Title: Away with these self-loving lads
Composer: John Dowland

Number of voices: 4vv  Voicing: SATB
Genre: Secular, Madrigals
Language: English
Instruments: none, a cappella
Published: 1597

Description: No XXI from First Booke of Songs or Ayres (1597)

External websites:

Original text and translations

Original text:

English.png English text

Away with these self-loving lads,
Whom Cupids arrow never glads,
Away, poor souls that sigh and weep
In love of those that lie and sleep,
For Cupid is a meadow god,
And forceth none to kiss the rod.

God Cupids shaft, like destiny,
Doth either good or ill decree,
Desert is born out of his bow,
Reward upon his foot doth go
What fools are they that have not known
That love like no laws but his own!

My songs that be of Cynthia's praise
I wear her rings on holidays,
On every tree I write her name,
And ev'ry day I read the same,
Where honour Cupid's rival is
There miracles are seen of his.

If Cynthia crave her ring of me,
I blot her name out of a tree,
If doubt do darken things held dear,
Then well fare nothing once a year!
For many run but one must win,
Fools only hedge the cuckoo in.
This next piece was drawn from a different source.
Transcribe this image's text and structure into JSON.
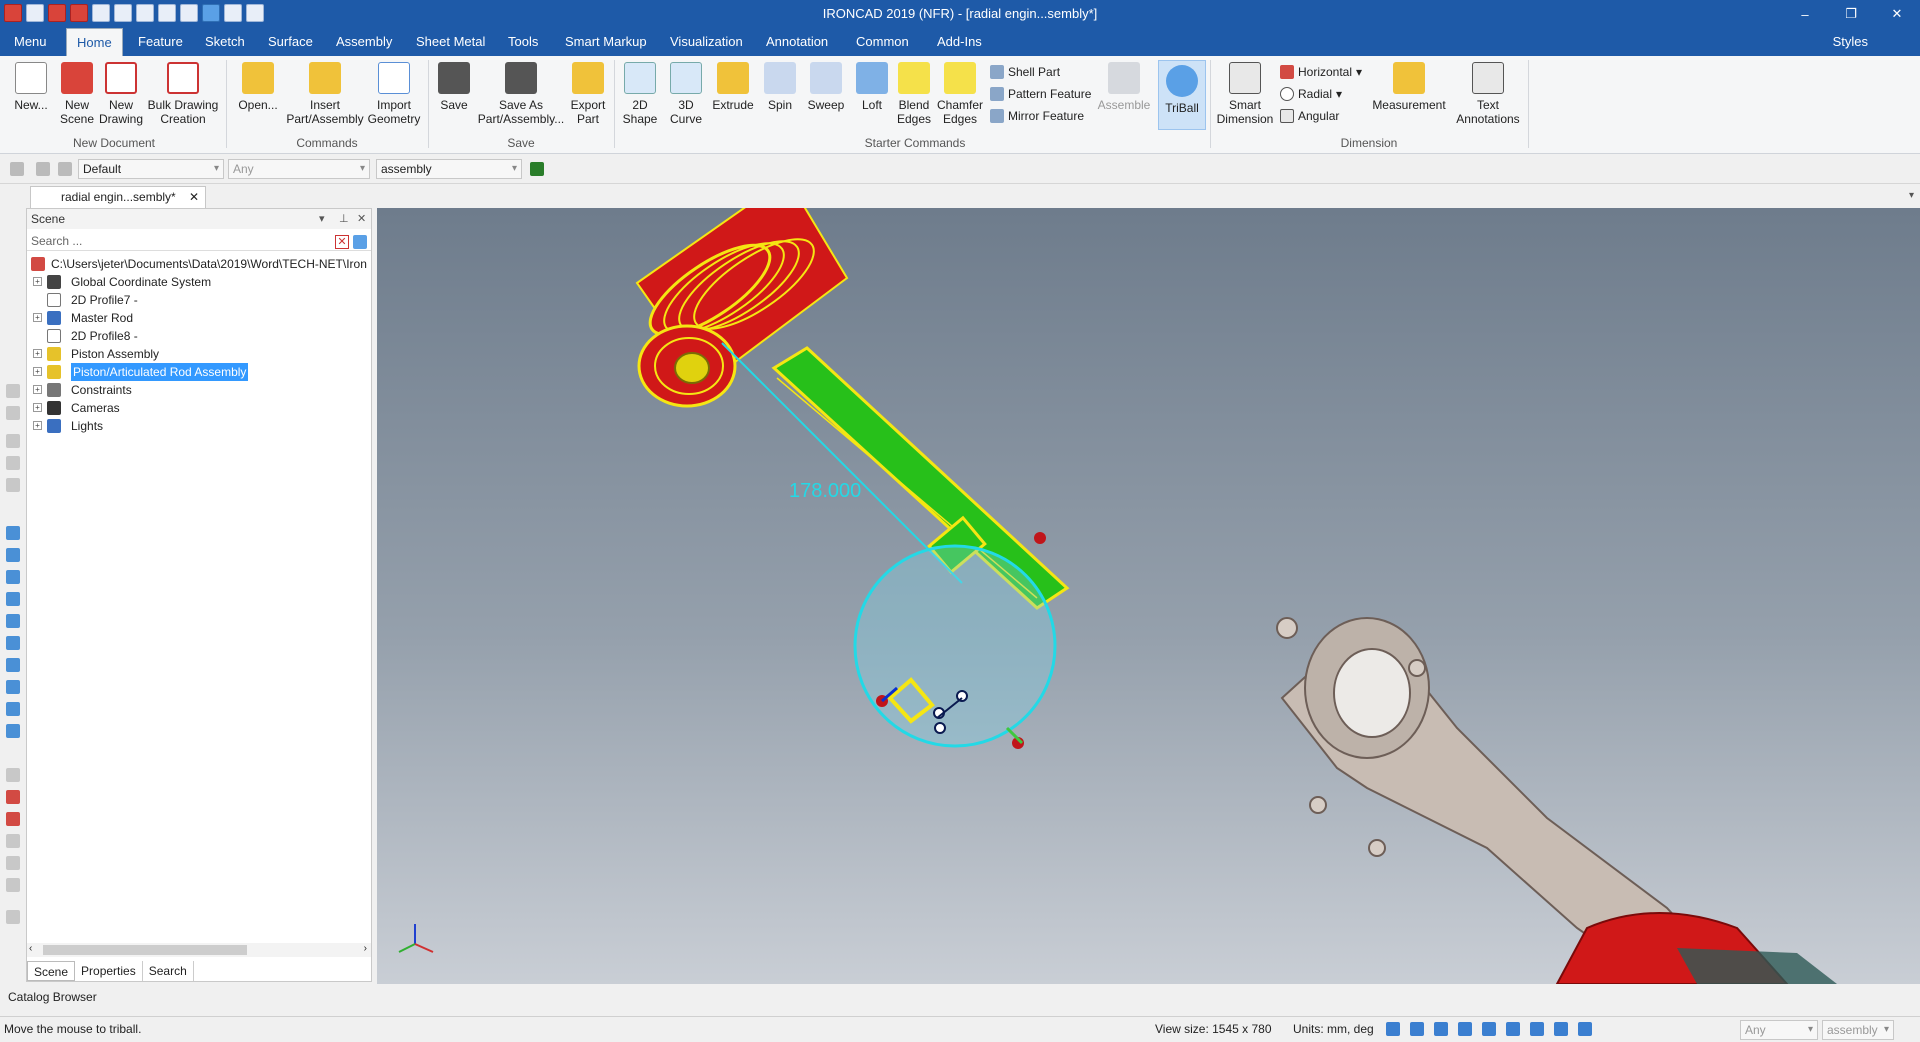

The worth that worthiness move is love,
Which is the bow of love,
And love as well the foster can
As can the mighty noble man,
Sweet saint, 'tis true you worhty be,
Yet without love naught worth to me.